*Action item*. Here are some records; copy every line that holds the word "title".

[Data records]
..............................

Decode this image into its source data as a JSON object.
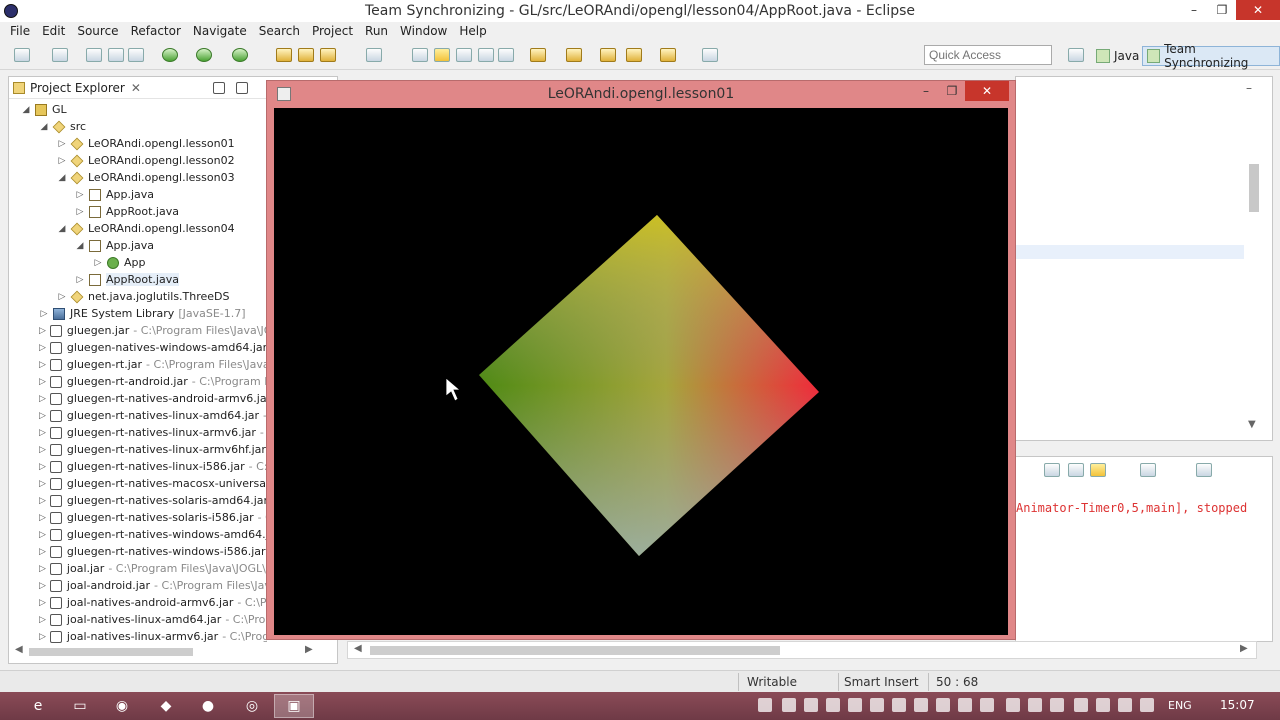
{
  "window": {
    "title": "Team Synchronizing - GL/src/LeORAndi/opengl/lesson04/AppRoot.java - Eclipse",
    "min": "–",
    "max": "❐",
    "close": "✕"
  },
  "menu": [
    "File",
    "Edit",
    "Source",
    "Refactor",
    "Navigate",
    "Search",
    "Project",
    "Run",
    "Window",
    "Help"
  ],
  "toolbar": {
    "quick_access_placeholder": "Quick Access",
    "perspective_java": "Java",
    "perspective_team": "Team Synchronizing"
  },
  "explorer": {
    "title": "Project Explorer",
    "close": "✕",
    "tree": [
      {
        "arrow": "◢",
        "icon": "proj",
        "label": "GL",
        "sub": ""
      },
      {
        "arrow": "◢",
        "icon": "pkg",
        "label": "src",
        "sub": ""
      },
      {
        "arrow": "▷",
        "icon": "pkg",
        "label": "LeORAndi.opengl.lesson01",
        "sub": ""
      },
      {
        "arrow": "▷",
        "icon": "pkg",
        "label": "LeORAndi.opengl.lesson02",
        "sub": ""
      },
      {
        "arrow": "◢",
        "icon": "pkg",
        "label": "LeORAndi.opengl.lesson03",
        "sub": ""
      },
      {
        "arrow": "▷",
        "icon": "java",
        "label": "App.java",
        "sub": ""
      },
      {
        "arrow": "▷",
        "icon": "java",
        "label": "AppRoot.java",
        "sub": ""
      },
      {
        "arrow": "◢",
        "icon": "pkg",
        "label": "LeORAndi.opengl.lesson04",
        "sub": ""
      },
      {
        "arrow": "◢",
        "icon": "java",
        "label": "App.java",
        "sub": ""
      },
      {
        "arrow": "▷",
        "icon": "cls",
        "label": "App",
        "sub": ""
      },
      {
        "arrow": "▷",
        "icon": "java",
        "label": "AppRoot.java",
        "sub": ""
      },
      {
        "arrow": "▷",
        "icon": "pkg",
        "label": "net.java.joglutils.ThreeDS",
        "sub": ""
      },
      {
        "arrow": "▷",
        "icon": "lib",
        "label": "JRE System Library",
        "sub": "[JavaSE-1.7]"
      },
      {
        "arrow": "▷",
        "icon": "jar",
        "label": "gluegen.jar",
        "sub": "- C:\\Program Files\\Java\\JOG"
      },
      {
        "arrow": "▷",
        "icon": "jar",
        "label": "gluegen-natives-windows-amd64.jar",
        "sub": "- C"
      },
      {
        "arrow": "▷",
        "icon": "jar",
        "label": "gluegen-rt.jar",
        "sub": "- C:\\Program Files\\Java\\J"
      },
      {
        "arrow": "▷",
        "icon": "jar",
        "label": "gluegen-rt-android.jar",
        "sub": "- C:\\Program File"
      },
      {
        "arrow": "▷",
        "icon": "jar",
        "label": "gluegen-rt-natives-android-armv6.jar",
        "sub": "-"
      },
      {
        "arrow": "▷",
        "icon": "jar",
        "label": "gluegen-rt-natives-linux-amd64.jar",
        "sub": "- C:"
      },
      {
        "arrow": "▷",
        "icon": "jar",
        "label": "gluegen-rt-natives-linux-armv6.jar",
        "sub": "- C:"
      },
      {
        "arrow": "▷",
        "icon": "jar",
        "label": "gluegen-rt-natives-linux-armv6hf.jar",
        "sub": "- C"
      },
      {
        "arrow": "▷",
        "icon": "jar",
        "label": "gluegen-rt-natives-linux-i586.jar",
        "sub": "- C:\\Pr"
      },
      {
        "arrow": "▷",
        "icon": "jar",
        "label": "gluegen-rt-natives-macosx-universal.jar",
        "sub": ""
      },
      {
        "arrow": "▷",
        "icon": "jar",
        "label": "gluegen-rt-natives-solaris-amd64.jar",
        "sub": "- C"
      },
      {
        "arrow": "▷",
        "icon": "jar",
        "label": "gluegen-rt-natives-solaris-i586.jar",
        "sub": "- C:\\P"
      },
      {
        "arrow": "▷",
        "icon": "jar",
        "label": "gluegen-rt-natives-windows-amd64.jar",
        "sub": ""
      },
      {
        "arrow": "▷",
        "icon": "jar",
        "label": "gluegen-rt-natives-windows-i586.jar",
        "sub": "- C"
      },
      {
        "arrow": "▷",
        "icon": "jar",
        "label": "joal.jar",
        "sub": "- C:\\Program Files\\Java\\JOGL\\jo"
      },
      {
        "arrow": "▷",
        "icon": "jar",
        "label": "joal-android.jar",
        "sub": "- C:\\Program Files\\Java\\"
      },
      {
        "arrow": "▷",
        "icon": "jar",
        "label": "joal-natives-android-armv6.jar",
        "sub": "- C:\\Pro"
      },
      {
        "arrow": "▷",
        "icon": "jar",
        "label": "joal-natives-linux-amd64.jar",
        "sub": "- C:\\Progra"
      },
      {
        "arrow": "▷",
        "icon": "jar",
        "label": "joal-natives-linux-armv6.jar",
        "sub": "- C:\\Progra"
      }
    ]
  },
  "gl_window": {
    "title": "LeORAndi.opengl.lesson01",
    "min": "–",
    "max": "❐",
    "close": "✕"
  },
  "console": {
    "text": "Animator-Timer0,5,main], stopped"
  },
  "status": {
    "writable": "Writable",
    "insert": "Smart Insert",
    "position": "50 : 68"
  },
  "taskbar": {
    "lang": "ENG",
    "time": "15:07"
  }
}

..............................

*Solved exercise*.
    "title": "Team Synchronizing - GL/src/LeORAndi/opengl/lesson04/AppRoot.java - Eclipse",
    "title": "Project Explorer",
    "title": "LeORAndi.opengl.lesson01",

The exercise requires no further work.